Brief:
Find every line containing the word "Python" in the records below; report only how many there are.
[Start of Attachment]
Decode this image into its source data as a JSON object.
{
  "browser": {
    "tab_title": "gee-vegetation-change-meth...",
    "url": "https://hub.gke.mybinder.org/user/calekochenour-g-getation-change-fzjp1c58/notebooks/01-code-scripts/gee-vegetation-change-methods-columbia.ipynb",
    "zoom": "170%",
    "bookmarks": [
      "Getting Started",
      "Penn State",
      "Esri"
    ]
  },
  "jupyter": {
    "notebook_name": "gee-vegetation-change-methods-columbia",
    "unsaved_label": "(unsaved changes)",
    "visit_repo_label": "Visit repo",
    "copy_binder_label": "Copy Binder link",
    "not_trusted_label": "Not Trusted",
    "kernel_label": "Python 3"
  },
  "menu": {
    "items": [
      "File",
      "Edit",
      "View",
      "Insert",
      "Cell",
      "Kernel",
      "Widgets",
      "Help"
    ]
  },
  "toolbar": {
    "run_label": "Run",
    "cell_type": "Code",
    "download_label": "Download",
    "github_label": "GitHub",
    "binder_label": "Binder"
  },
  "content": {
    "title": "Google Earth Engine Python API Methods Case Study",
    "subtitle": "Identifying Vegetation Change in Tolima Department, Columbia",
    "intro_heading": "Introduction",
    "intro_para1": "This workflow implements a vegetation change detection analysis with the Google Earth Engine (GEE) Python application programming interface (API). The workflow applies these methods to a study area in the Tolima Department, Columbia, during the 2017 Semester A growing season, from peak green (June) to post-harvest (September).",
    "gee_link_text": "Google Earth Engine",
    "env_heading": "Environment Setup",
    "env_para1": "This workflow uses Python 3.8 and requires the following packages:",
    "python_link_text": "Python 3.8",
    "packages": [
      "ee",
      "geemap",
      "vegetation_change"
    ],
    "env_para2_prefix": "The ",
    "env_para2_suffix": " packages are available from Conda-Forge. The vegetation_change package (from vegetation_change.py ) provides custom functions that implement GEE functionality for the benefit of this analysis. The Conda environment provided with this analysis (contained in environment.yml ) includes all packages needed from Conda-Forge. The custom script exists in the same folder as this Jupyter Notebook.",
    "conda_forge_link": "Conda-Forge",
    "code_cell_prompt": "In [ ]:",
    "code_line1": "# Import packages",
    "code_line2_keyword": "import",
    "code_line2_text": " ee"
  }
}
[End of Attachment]
Exercise solution:
5